How to Buy a Speedlite Flash
Although your small built-in flash works great (and if you think it doesn’t join for NYC After Dark and we’ll show you how great it really is!), sometimes you just need a little more control and a little bit more power. You may need to consider purchasing an external speedlight. The key difference between a built in flash unit and an external speedlite is power. A speedlite is capable of delivering up to 5–8 times more power than a built in flash. The larger the unit, the more power it will deliver. Another difference among external speedlites and a built in flash is the ability for you to articulate the direction in which the light is firing. With almost all upper end units you will have the ability to redirect the light so that you can bounce the light off of a ceiling or a wall and thus making the light softer.
Within the family of speedlight offered by each manufacturer, you will find several choices. There are some key differences between the smaller less expensive models and the larger professional models. As mentioned above — power. The smaller the unit, the less power it will deliver; so check and see what the power rating is and whether or not it’s enough for you. Second, an articulating head. Smaller units do not allow you to bounce the light. Third, first and second curtain sync (or front and rear sync); smaller units do not always allow you to dictate a second (rear) curtain sync. They only do first curtain. Fourth, manual power control; professional flash units also allow you to have more control over how much power the flash delivers. Fifth, the ability to add external power. On some smaller unites you can not add an extra battery pack, thereby relying solely on the double “A” batteries. By being able to add more power to your unit means that you will be able to take several hundred photos without having to wait for it to power back up, or having to change your batteries and possibly miss a shot. The external power will also cut your recharge time to under a second; and the difference between 1 and 2 seconds is huge. Lastly, master and slave capabilities; if you plan on using more than one unit at a time to light a subject, this may be important to you. Professional units allow you to set the flash as a master or a slave; if you don’t understand this, you do not need the capability. Please note that using a photo slave unit will turn any speedlight into a slave — it may be a cheaper alternative.

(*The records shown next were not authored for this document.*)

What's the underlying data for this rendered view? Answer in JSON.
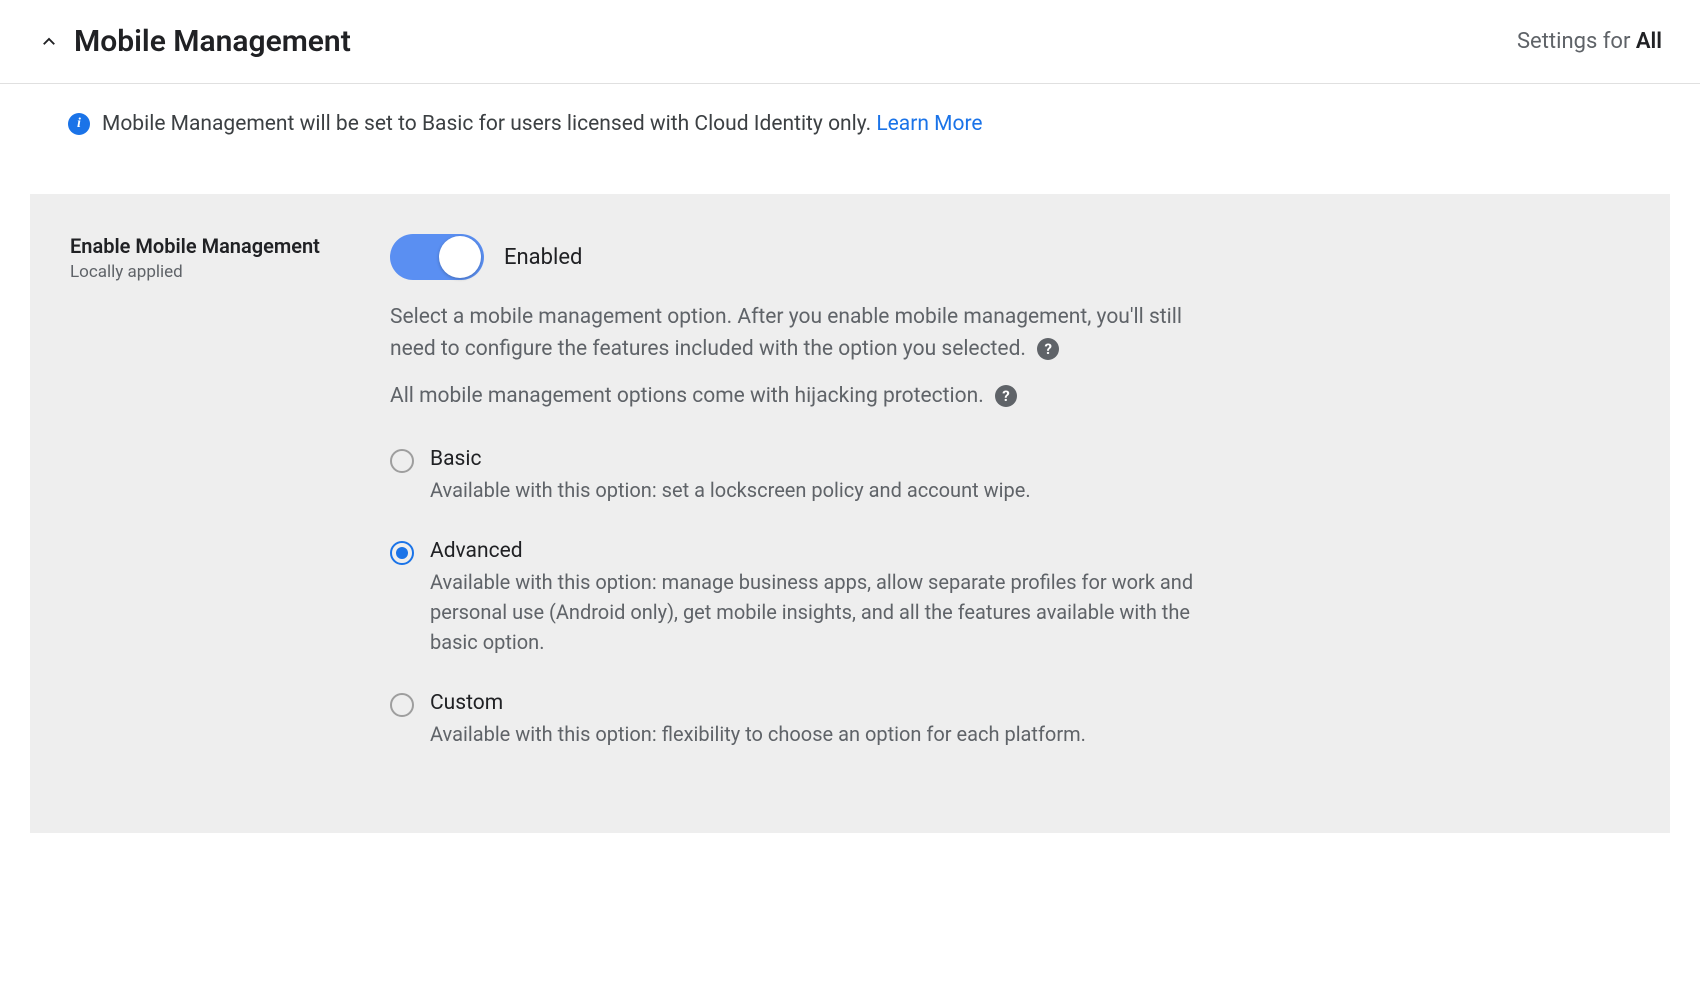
{
  "header": {
    "title": "Mobile Management",
    "settings_for_prefix": "Settings for ",
    "settings_for_value": "All"
  },
  "info_banner": {
    "text": "Mobile Management will be set to Basic for users licensed with Cloud Identity only. ",
    "link": "Learn More"
  },
  "setting": {
    "name": "Enable Mobile Management",
    "applied": "Locally applied",
    "toggle_label": "Enabled",
    "desc1": "Select a mobile management option. After you enable mobile management, you'll still need to configure the features included with the option you selected.",
    "desc2": "All mobile management options come with hijacking protection.",
    "options": [
      {
        "title": "Basic",
        "desc": "Available with this option: set a lockscreen policy and account wipe.",
        "selected": false
      },
      {
        "title": "Advanced",
        "desc": "Available with this option: manage business apps, allow separate profiles for work and personal use (Android only), get mobile insights, and all the features available with the basic option.",
        "selected": true
      },
      {
        "title": "Custom",
        "desc": "Available with this option: flexibility to choose an option for each platform.",
        "selected": false
      }
    ]
  }
}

Should you buy from a third party? We do not recommend that you purchase from a third party; in other words, if you own a Canon camera buy a Canon flash, if you own a Nikon camera buy a Nikon flash, etc. Although it doesn’t seem like it should be a problem, third party flashes are often unable to communicate with the the camera body properly. The TTL system of a branded unit also seems to work better. It is not clear why, just an observation.